More Aussies choose #boatlife

More and More Australians are choosing to explore their own backyard, as a result of travel restrictions in the wake of COVID-19. And while the #vanlife trend has well and truly taken off, there’s another version gaining momentum, #boatlife.


According to the Sydney Morning Herald, a growing number of families, couples and other boat lovers are choosing to live onboard their boat. There are plenty of YouTube channels and Instagram accounts chronicling their journeys.


Here’s more on the story.


Embracing boating life

It’s no secret that boat sales experienced a marked increase in the wake of COVID-19. (We wrote about this here.) With many states in Australia going in and out of lockdown, having a boat to escape to really is the perfect socially isolated activity.


There are also immense health benefits that come with being on the water – like improved mental health – which is more important than ever in these uncertain times. Search #boatlife on Instagram and you’ll find a trove of incredible sunsets, tropical waters and smiling faces.


The Sydney Morning Herald spoke with Terysa Vanerloo and Nick Fabbri, a couple who embrace a digital nomad boating lifestyle. The couple document life onboard, with their YouTube Channel, Sailing Ruby Rose. The channel has around 132,000 followers and more than 17 million views. They are able to live off advertising from the YouTube channel, as well as crowdfunding through Patreon, and corporate sponsorships.


The cost of #boatlife

Nick told the Sydney Morning Herald that the costs associated with living on a boat are similar to those accrued when living and traveling in a van. He said a boat capable of travelling safely across the ocean may set you back around $38,762, but at that price, it may need some love and attention.


According to Nick, this cost is similar to purchasing a fully-equipped Mercedes-Benz Sprinter panel van, second hand. The couple said they budget $3,800 a month, which includes flights home, maintenance for the boat, marina access and eating out, on occasion.


“I know people who’ve done it on $US5 [AUD$6.42] a day in the Caribbean, living at anchor, catching their own fish and eating local fruit and vegetables and it’s not a bad life,” he said.


The boat they have called home for the past six years is a 38-foot monohull called Ruby Rose.

The couple crossed the Atlantic Ocean and sailed throughout the Caribbean on her. Right now, they’re living on a 41-foot catamaran while waiting for their next home – a 45-foot catamaran called Ruby Rose 2, which they’ll use to navigate the Pacific.


A new adventure

Terysa said #boatlife is becoming popular because people are seeking more adventure and challenge in their life.

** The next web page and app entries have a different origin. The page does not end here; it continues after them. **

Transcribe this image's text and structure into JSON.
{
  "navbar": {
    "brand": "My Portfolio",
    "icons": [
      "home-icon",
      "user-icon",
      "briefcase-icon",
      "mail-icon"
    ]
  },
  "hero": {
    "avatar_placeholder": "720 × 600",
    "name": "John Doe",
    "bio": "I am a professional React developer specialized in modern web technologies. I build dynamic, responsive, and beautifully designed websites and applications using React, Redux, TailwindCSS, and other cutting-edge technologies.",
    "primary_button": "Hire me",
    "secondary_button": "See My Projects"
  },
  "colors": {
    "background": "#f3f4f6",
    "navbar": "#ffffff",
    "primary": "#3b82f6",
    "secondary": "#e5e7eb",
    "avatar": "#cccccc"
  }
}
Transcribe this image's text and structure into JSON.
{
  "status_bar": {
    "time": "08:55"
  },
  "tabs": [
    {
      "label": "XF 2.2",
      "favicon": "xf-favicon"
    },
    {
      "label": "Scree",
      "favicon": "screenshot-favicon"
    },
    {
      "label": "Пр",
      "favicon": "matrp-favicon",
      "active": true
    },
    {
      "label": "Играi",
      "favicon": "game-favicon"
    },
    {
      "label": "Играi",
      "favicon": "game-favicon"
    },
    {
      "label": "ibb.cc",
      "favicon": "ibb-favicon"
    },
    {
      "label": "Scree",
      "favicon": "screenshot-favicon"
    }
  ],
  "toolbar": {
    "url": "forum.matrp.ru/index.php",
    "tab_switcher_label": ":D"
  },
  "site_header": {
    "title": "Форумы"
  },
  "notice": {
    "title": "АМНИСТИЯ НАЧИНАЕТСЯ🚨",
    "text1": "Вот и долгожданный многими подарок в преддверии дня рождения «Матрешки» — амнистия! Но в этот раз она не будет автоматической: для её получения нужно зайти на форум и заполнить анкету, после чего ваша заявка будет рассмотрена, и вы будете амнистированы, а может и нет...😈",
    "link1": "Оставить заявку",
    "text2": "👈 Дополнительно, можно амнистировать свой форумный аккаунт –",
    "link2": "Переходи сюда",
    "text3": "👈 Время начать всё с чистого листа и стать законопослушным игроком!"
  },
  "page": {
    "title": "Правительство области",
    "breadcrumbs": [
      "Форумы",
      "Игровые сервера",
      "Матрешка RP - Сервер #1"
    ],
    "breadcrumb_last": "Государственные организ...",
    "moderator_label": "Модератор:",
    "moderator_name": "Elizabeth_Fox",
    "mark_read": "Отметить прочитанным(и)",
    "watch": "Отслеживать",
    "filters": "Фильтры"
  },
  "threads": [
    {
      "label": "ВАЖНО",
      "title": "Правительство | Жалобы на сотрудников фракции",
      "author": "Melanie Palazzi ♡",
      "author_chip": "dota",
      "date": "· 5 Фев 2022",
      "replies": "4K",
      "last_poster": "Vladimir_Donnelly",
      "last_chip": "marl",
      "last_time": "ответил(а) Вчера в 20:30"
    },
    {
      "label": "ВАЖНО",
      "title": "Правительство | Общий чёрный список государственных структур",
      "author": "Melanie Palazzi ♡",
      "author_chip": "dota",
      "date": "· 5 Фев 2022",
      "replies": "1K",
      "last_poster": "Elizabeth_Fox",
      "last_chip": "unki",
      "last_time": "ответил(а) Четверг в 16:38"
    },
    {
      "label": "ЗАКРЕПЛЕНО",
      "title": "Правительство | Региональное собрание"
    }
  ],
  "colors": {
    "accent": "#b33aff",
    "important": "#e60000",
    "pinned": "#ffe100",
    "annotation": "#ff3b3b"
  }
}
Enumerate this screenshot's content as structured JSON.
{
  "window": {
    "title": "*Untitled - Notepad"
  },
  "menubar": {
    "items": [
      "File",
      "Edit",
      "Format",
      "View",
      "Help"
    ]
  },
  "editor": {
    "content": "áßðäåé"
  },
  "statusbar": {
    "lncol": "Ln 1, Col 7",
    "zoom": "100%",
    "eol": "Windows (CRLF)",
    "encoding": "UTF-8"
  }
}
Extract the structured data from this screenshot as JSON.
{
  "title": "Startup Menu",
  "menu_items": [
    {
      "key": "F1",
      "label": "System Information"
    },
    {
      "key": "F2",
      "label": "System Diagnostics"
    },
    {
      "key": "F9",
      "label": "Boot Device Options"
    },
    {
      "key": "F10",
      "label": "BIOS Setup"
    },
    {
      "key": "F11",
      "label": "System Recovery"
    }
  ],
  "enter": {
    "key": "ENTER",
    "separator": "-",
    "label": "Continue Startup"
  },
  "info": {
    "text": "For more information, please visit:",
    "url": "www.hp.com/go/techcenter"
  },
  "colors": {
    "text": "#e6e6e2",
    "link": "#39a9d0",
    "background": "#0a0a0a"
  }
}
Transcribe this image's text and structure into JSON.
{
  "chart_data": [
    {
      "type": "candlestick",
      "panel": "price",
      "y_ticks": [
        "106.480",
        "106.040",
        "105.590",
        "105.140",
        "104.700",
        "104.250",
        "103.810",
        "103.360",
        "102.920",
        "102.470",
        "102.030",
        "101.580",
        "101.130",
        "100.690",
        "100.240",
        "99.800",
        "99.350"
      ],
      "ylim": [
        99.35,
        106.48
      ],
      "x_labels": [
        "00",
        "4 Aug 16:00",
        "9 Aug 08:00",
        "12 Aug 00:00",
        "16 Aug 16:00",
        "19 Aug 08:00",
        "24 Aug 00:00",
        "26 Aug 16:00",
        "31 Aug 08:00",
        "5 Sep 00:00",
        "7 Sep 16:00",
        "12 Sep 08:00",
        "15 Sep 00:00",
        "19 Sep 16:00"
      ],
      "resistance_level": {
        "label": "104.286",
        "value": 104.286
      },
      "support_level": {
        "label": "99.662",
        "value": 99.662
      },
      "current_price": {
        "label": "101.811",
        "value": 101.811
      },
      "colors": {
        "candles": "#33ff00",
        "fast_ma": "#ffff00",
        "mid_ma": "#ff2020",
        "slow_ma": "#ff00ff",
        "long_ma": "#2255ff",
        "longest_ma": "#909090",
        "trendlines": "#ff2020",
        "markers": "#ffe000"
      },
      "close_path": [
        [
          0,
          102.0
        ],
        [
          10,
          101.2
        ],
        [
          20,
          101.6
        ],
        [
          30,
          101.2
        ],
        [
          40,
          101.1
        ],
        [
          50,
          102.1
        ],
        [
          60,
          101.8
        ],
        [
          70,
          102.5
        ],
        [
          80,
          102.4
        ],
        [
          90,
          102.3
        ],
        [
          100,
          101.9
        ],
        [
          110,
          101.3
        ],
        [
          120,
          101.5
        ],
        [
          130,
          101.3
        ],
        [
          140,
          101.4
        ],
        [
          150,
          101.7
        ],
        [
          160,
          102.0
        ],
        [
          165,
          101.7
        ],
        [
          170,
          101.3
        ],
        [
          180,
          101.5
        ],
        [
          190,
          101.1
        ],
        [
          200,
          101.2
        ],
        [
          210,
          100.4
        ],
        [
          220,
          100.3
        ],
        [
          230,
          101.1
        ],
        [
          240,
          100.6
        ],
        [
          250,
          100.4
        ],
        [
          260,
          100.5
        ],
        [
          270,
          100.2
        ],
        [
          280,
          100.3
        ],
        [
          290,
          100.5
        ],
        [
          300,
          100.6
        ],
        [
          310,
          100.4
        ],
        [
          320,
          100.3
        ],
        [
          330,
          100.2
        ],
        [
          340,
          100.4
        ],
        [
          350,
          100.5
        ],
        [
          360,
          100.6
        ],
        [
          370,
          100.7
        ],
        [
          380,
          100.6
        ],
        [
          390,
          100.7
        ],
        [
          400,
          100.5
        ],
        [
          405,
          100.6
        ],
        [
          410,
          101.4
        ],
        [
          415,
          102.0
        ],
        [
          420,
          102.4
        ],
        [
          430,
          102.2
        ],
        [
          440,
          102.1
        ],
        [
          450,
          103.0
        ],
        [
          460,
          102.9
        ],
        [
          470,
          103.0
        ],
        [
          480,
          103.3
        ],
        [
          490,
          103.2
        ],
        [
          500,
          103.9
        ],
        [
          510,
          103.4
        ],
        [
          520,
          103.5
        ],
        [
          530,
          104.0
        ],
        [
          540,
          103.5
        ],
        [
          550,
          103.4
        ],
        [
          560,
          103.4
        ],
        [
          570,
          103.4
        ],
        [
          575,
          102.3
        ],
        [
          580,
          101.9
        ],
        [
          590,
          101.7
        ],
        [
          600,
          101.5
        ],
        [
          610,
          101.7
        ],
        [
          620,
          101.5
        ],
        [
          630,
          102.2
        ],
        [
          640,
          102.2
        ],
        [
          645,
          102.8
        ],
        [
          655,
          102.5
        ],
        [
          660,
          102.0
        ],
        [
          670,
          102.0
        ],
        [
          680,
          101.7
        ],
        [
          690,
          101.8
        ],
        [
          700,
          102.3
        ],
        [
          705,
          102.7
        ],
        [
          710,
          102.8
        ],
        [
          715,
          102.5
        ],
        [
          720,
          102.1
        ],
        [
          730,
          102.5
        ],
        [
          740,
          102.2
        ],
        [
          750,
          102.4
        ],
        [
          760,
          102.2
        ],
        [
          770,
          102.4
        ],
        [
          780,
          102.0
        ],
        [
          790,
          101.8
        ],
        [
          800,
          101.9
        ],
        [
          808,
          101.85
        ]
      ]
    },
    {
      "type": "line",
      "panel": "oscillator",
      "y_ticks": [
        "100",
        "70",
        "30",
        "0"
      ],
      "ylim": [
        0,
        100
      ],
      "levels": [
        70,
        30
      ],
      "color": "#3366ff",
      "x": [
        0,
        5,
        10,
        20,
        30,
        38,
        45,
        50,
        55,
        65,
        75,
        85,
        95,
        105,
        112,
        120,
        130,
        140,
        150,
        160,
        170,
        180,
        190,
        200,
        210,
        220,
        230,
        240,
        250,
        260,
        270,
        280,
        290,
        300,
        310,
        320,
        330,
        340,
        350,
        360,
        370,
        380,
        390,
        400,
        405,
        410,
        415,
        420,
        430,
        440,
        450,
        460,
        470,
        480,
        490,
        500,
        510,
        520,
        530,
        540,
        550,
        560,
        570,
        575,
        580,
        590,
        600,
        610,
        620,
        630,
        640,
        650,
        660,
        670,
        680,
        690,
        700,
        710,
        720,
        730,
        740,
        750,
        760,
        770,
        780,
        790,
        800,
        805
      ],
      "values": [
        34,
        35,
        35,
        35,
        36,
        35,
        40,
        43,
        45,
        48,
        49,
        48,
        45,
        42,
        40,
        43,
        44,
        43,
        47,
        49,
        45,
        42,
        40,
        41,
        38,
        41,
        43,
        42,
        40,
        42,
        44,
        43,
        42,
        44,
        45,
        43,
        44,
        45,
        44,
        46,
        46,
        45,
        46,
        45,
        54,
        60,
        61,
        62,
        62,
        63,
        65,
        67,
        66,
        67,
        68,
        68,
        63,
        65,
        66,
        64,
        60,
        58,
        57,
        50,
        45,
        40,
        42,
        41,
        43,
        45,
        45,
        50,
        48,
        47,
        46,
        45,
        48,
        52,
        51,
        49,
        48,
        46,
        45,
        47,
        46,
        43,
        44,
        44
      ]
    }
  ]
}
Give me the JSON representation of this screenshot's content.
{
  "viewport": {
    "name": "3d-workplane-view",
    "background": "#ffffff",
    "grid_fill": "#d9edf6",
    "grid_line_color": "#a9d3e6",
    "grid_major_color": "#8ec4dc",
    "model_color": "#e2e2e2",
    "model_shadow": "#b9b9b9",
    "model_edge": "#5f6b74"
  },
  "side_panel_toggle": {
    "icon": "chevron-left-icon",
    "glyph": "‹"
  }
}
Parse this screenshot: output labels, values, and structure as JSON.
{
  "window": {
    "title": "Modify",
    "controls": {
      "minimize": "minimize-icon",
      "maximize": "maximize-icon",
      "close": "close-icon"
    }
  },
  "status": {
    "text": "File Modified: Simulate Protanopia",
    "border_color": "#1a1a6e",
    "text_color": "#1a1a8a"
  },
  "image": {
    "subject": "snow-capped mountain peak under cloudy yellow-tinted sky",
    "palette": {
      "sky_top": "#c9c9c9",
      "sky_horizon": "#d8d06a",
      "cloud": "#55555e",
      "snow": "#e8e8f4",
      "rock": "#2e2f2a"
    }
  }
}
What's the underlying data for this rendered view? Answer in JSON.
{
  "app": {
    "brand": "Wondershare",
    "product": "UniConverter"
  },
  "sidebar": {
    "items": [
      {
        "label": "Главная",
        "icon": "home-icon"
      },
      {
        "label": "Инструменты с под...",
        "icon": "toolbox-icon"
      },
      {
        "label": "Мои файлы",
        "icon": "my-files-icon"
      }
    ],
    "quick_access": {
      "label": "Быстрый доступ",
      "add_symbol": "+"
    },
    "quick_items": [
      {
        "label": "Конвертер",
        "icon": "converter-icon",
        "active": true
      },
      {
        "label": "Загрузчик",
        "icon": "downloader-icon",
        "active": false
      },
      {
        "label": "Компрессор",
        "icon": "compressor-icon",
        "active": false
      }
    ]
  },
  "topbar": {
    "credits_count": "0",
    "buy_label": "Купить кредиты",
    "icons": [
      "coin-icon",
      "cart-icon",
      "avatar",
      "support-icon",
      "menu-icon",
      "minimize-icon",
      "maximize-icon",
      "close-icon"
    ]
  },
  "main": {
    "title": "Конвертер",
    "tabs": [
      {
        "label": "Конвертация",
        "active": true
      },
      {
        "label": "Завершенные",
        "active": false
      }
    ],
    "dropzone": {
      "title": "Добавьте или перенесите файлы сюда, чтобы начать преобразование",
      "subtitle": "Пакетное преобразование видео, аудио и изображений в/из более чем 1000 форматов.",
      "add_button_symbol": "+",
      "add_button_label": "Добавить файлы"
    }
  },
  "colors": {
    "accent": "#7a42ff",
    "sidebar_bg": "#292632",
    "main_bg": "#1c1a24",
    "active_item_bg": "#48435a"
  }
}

“I think the pandemic has only hastened that particularly now that people can also work from home so they can live on their boat, sail around and continue with their jobs so they don’t have to sacrifice their careers,” she said.


If you’re thinking about embracing #boatlife and living onboard permanently, you’ll have to check out the regulations in your state or territory. Depending on where you live, there are laws that govern how long you can anchor in a given calendar year.


Checking out forums on the topic are a good starting point, as well as researching relevant boating regulations in your area online.


Need cover?

If you own a boat and need insurance that covers you for the stuff that matters, then please get in touch. We provide cover for boat lovers all over Australia, so you have peace of mind on the water.


Talk to us for more information and stay safe out there!


white sail boat on body of wate